HOME › Forums › Ken Williams Questions and answers / Thanks Forum › A question for Ken – Sierra after move to Coarsegold/Oakhurst › Reply To: A question for Ken – Sierra after move to Coarsegold/Oakhurst
(re: A question for Ken – Sierra after move to Coarsegold/Oakhurst)
Take it easy, Johann. First of all I do not live in Europe, I live in the US. Second, if adventure games are not dying out, where are all the companies that are making them? Where are the shelves upons shelves of adventure games at my local outlet? There are, maybe, three major studios that make them – all based in Europe. The adventure genre here in the US is most certainly dead. NO ONE I know plays adventure games anymore. In fact, most people look at me kind of weird when I tell them I still play them. That is from where I base my belief that adventure games are a fringe market.

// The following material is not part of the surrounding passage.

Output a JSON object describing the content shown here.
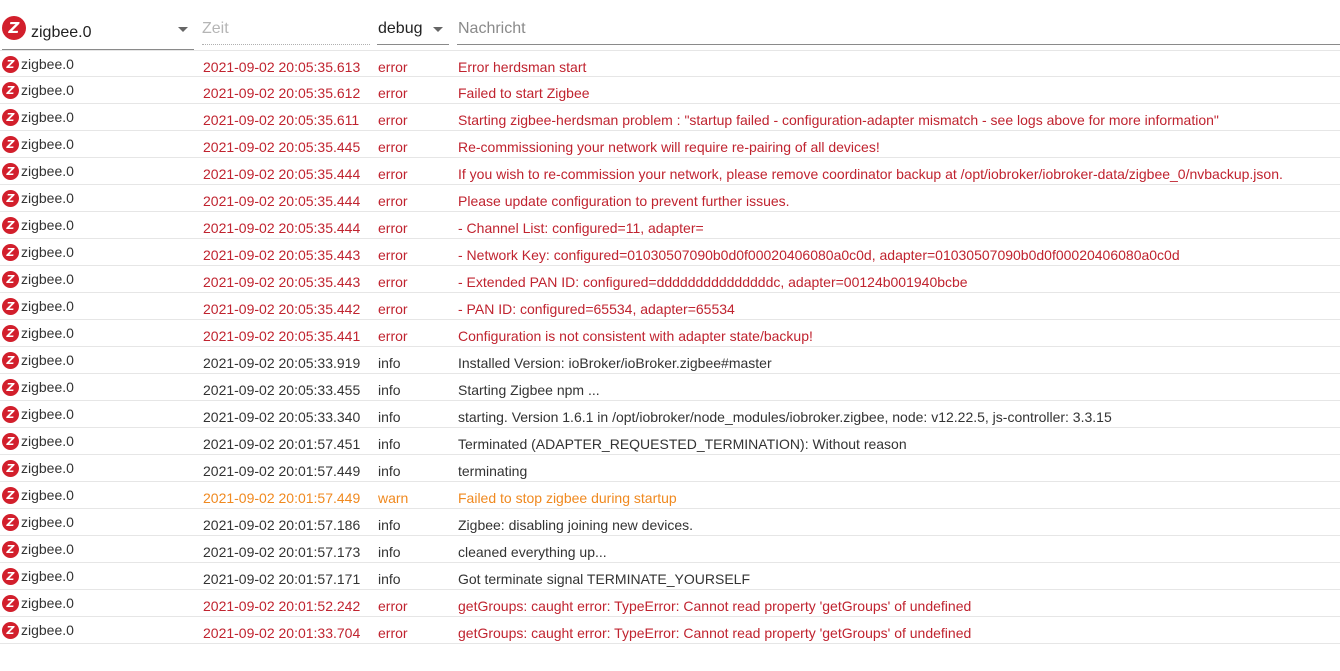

You are right about Doom3 being pretty bad. But that has no bearing on the general state of gaming today. The FPS is still god, and it will be for a long time to come. Games have always pushed along the hardware market (or is it the other way around?)…It was possible to do that with adventure games for awhile as we saw the evolution from CGA, to EGA, to VGA, and then on to CD-ROM. But 2d graphics performance has been topped out for a long time, so what’s left?…The 3d market. FPS’s are the games that push people to buy $500 polygon pumps and make people go “that’s really awesome” when they look at the screen. Typical adventure games can’t generate the “wow” factor anymore, so that’s why they’ve fallen to the wayside.

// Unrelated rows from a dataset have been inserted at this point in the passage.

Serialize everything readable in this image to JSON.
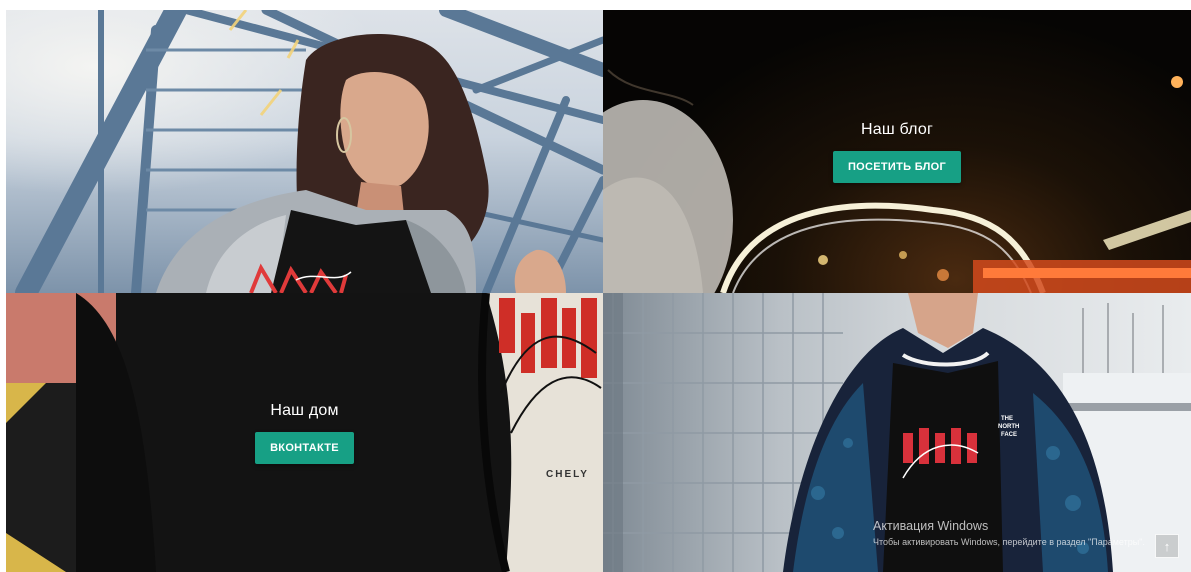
{
  "tiles": [
    {
      "id": "photo-girl-stairs"
    },
    {
      "id": "blog",
      "title": "Наш блог",
      "button": "ПОСЕТИТЬ БЛОГ"
    },
    {
      "id": "vk",
      "title": "Наш дом",
      "button": "ВКОНТАКТЕ"
    },
    {
      "id": "photo-guy-fence"
    }
  ],
  "watermark": {
    "title": "Активация Windows",
    "subtitle": "Чтобы активировать Windows, перейдите в раздел \"Параметры\"."
  },
  "scroll_top_icon": "arrow-up-icon",
  "colors": {
    "button": "#17a085",
    "button_text": "#ffffff"
  }
}
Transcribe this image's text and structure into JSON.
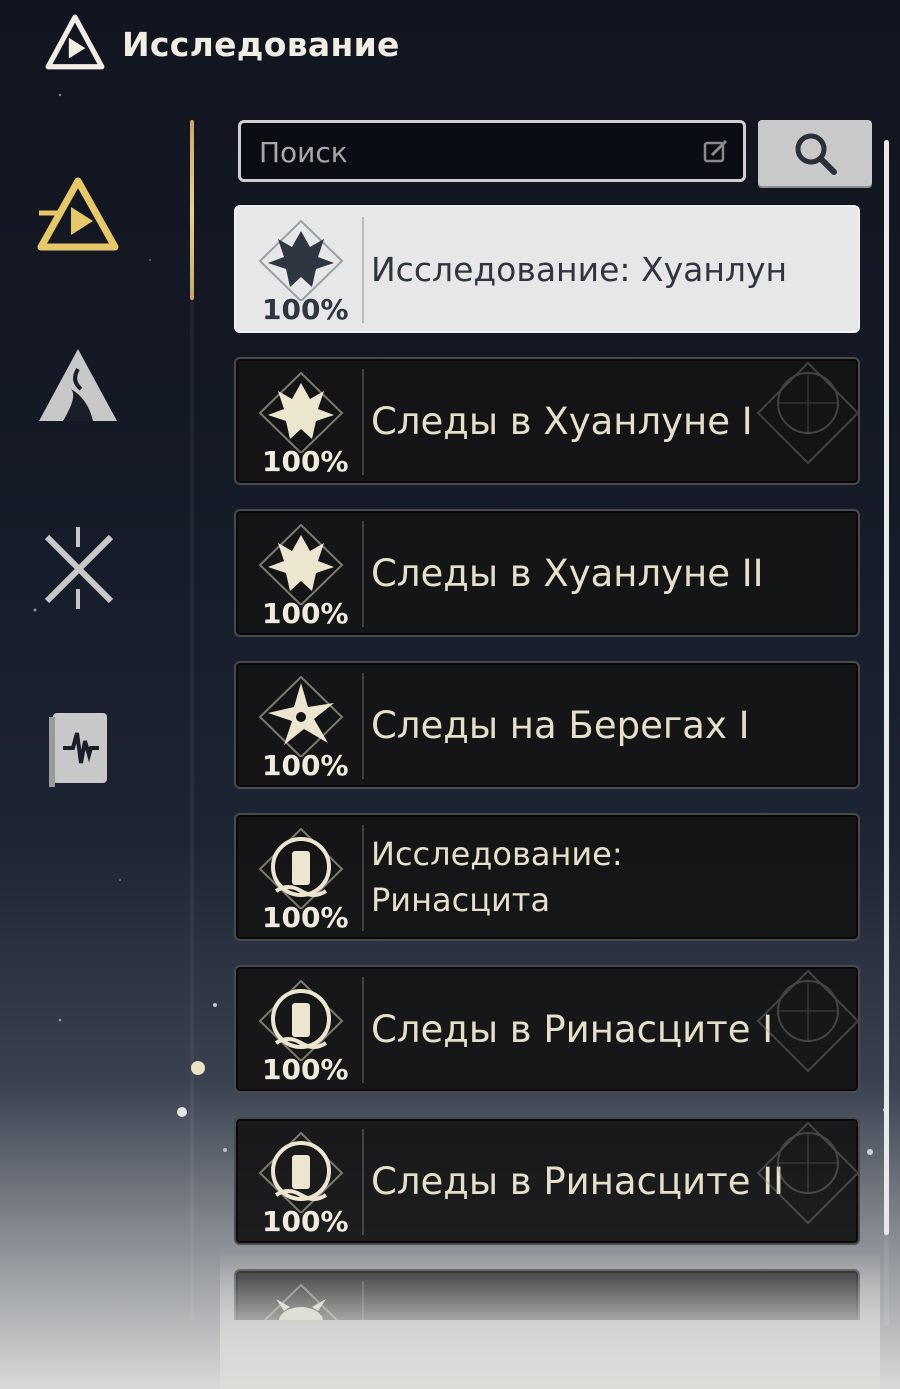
{
  "header": {
    "title": "Исследование",
    "logo_icon": "exploration-logo-icon"
  },
  "sidebar": {
    "tabs": [
      {
        "icon": "exploration-triangle-icon",
        "active": true
      },
      {
        "icon": "mountain-region-icon",
        "active": false
      },
      {
        "icon": "crossed-swords-icon",
        "active": false
      },
      {
        "icon": "codex-book-icon",
        "active": false
      }
    ]
  },
  "search": {
    "placeholder": "Поиск",
    "value": "",
    "edit_icon": "edit-icon",
    "button_icon": "search-icon"
  },
  "list": {
    "items": [
      {
        "label": "Исследование: Хуанлун",
        "percent": "100%",
        "icon": "dragon-crest-icon",
        "selected": true
      },
      {
        "label": "Следы в Хуанлуне I",
        "percent": "100%",
        "icon": "dragon-crest-icon",
        "selected": false
      },
      {
        "label": "Следы в Хуанлуне II",
        "percent": "100%",
        "icon": "dragon-crest-icon",
        "selected": false
      },
      {
        "label": "Следы на Берегах I",
        "percent": "100%",
        "icon": "star-flower-icon",
        "selected": false
      },
      {
        "label": "Исследование: Ринасцита",
        "percent": "100%",
        "icon": "lantern-wave-icon",
        "selected": false,
        "label_lines": [
          "Исследование:",
          "Ринасцита"
        ]
      },
      {
        "label": "Следы в Ринасците I",
        "percent": "100%",
        "icon": "lantern-wave-icon",
        "selected": false
      },
      {
        "label": "Следы в Ринасците II",
        "percent": "100%",
        "icon": "lantern-wave-icon",
        "selected": false
      },
      {
        "label": "",
        "percent": "",
        "icon": "creature-crest-icon",
        "selected": false
      }
    ]
  },
  "colors": {
    "accent_gold": "#e6c86a",
    "selected_bg": "#e7e7e7",
    "item_bg": "#141416"
  }
}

Then make an adventure game in 3D you say? I think that’s where Sierra was trying to go with KQ VIII. However, as Ken noted in another post somewhere around here, Roberta was not the primary creative designer since CUC got their mitts into the deal. Otherwise, KQ VIII may have felt more like a “King’s Quest”. But, regardless of how you cut it, sooner or later the changing face of gaming would probably have ended up changing the face of King’s Quest to something its hardcore fans would have had trouble recognizing.
With that being said, there ARE a couple of games I really enjoyed that have adventure aspects with full 3d engines, which were “Broken Sword 3” and “Beyond Good & Evil”. These games had what I enjoyed most about adventure games – Decent puzzles, an engaging story, and cool characters. I think we might be seeing more of these types of games, especially if someone can come up with an engine that can do really cool, detailed outdoor environments. Bring back the “wow” factor, and we’ll see a resurgence in the genre.